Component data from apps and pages
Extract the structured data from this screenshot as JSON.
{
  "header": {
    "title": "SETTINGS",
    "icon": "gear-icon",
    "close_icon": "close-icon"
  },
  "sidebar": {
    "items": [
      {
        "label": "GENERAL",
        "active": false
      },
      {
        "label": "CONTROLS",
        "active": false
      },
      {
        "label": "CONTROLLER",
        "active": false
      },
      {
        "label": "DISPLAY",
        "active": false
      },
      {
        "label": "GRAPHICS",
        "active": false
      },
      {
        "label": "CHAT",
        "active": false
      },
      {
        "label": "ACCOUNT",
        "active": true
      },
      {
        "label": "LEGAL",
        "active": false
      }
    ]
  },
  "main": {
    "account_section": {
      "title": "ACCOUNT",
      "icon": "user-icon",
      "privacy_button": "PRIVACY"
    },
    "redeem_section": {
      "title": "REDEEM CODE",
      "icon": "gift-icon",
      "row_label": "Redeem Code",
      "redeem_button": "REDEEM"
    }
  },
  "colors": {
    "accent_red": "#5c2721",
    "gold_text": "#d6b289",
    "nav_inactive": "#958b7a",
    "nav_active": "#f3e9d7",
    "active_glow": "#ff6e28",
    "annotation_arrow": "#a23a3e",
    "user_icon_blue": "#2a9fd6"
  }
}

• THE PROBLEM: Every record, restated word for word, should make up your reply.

• SOLVED PROBLEM:
Extract the structured data from this screenshot as JSON.
{
  "header": {
    "title": "SETTINGS",
    "icon": "gear-icon",
    "close_icon": "close-icon"
  },
  "sidebar": {
    "items": [
      {
        "label": "GENERAL",
        "active": false
      },
      {
        "label": "CONTROLS",
        "active": false
      },
      {
        "label": "CONTROLLER",
        "active": false
      },
      {
        "label": "DISPLAY",
        "active": false
      },
      {
        "label": "GRAPHICS",
        "active": false
      },
      {
        "label": "CHAT",
        "active": false
      },
      {
        "label": "ACCOUNT",
        "active": true
      },
      {
        "label": "LEGAL",
        "active": false
      }
    ]
  },
  "main": {
    "account_section": {
      "title": "ACCOUNT",
      "icon": "user-icon",
      "privacy_button": "PRIVACY"
    },
    "redeem_section": {
      "title": "REDEEM CODE",
      "icon": "gift-icon",
      "row_label": "Redeem Code",
      "redeem_button": "REDEEM"
    }
  },
  "colors": {
    "accent_red": "#5c2721",
    "gold_text": "#d6b289",
    "nav_inactive": "#958b7a",
    "nav_active": "#f3e9d7",
    "active_glow": "#ff6e28",
    "annotation_arrow": "#a23a3e",
    "user_icon_blue": "#2a9fd6"
  }
}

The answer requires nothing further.